Thursday, November 02, 2017 @ 8:37 AM  


Lexis Advance® Quicklaw®
Application by the Attorney General of Canada for judicial review of a decision by the Public Service Labour Relations and Employment Board (Board), allowing a complaint by the Public Service Alliance of Canada (PSAC) against the employer, the Treasury Board of Canada. PSAC claimed that the employer committed an unfair labour practice by interfering with the administration of an employee organization and the representation of employees by denying PSAC’s requests to conduct walkthroughs and on-site meetings with its members at three federal government workplaces. Directors from each facility gave evidence at the Board hearing about the reasons for the denials. The Department of National Defence had a policy barring worksite access to bargaining agents for collective bargaining meetings. Health Canada asserted that access would be disruptive, while Veterans Affairs refused access because the time requested for the walkthrough was excessive and because employees discussed sensitive information at work. The Board ruled that the denial of access constituted an unfair labour practice and ordered the Treasury Board to cease denying requests for access in the absence of compelling and justifiable business reasons. The Board concluded that site visits would be more beneficial and preferable to other means of communication between PSAC and its members.
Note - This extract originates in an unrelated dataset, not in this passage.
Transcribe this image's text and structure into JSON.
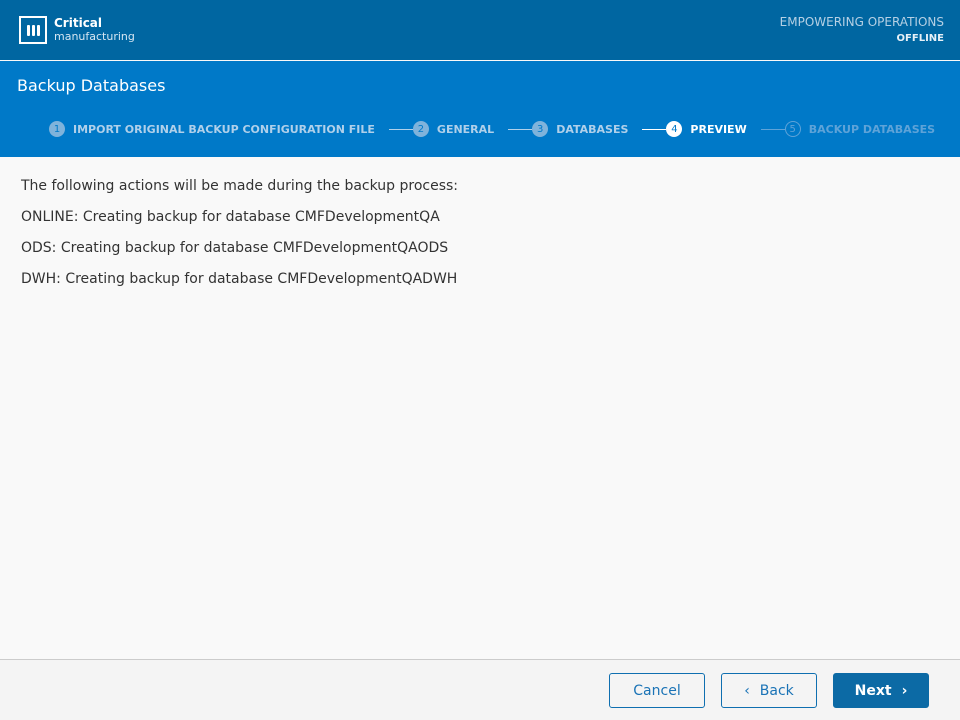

HELD: Application allowed. The question was not whether access would facilitate PSAC’s relationship with its members, but rather whether access was necessary to ensure that PSAC was on an equal footing with the employer during collective bargaining, all in the context of a mature bargaining relationship in which the parties had already negotiated a clause with respect to union access to employer property for union business. Parliament had recognized the Treasury Board's right to control and manage its workplace and the employer's discretion in this respect could only be restricted by statute, or by a provision of the collective agreement. The Board inappropriately placed an onus on the employer to demonstrate a compelling business reason for denying the requests, a test for which there was no precedent in the relevant jurisprudence in respect of paragraph 186(1)(a) of the Public Service Labour Relations Act and the federal public service. The Board’s decision also effectively rendered Article 12 "Use of Employer Facilities" of the collective agreement moot. That article, as negotiated by the parties, was a comprehensive and detailed description of the circumstances under which the union could use the employer's facilities. Accordingly, the matter was remitted to a different member of the Board for redetermination.
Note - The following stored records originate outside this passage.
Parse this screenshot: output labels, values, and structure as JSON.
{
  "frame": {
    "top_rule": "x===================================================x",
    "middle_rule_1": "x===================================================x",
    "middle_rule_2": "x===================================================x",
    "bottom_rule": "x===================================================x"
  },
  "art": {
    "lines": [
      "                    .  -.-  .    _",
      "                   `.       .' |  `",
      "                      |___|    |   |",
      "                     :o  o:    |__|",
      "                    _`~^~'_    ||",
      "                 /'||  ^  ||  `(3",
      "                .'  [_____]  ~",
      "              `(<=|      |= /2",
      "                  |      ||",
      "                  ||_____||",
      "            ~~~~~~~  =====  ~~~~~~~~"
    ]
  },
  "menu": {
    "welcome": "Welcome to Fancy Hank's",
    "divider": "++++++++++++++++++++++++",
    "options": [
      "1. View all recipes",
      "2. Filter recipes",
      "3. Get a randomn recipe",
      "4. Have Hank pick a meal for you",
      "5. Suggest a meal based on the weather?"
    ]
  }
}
Public Service Alliance of Canada v. Treasury Board, [2017] F.C.J. No. 959, Federal Court of Appeal, J.D.D. Pelletier, D.J. Rennie and Y. de Montigny JJ.A., October 16, 2017. Digest No. TLD-October302017008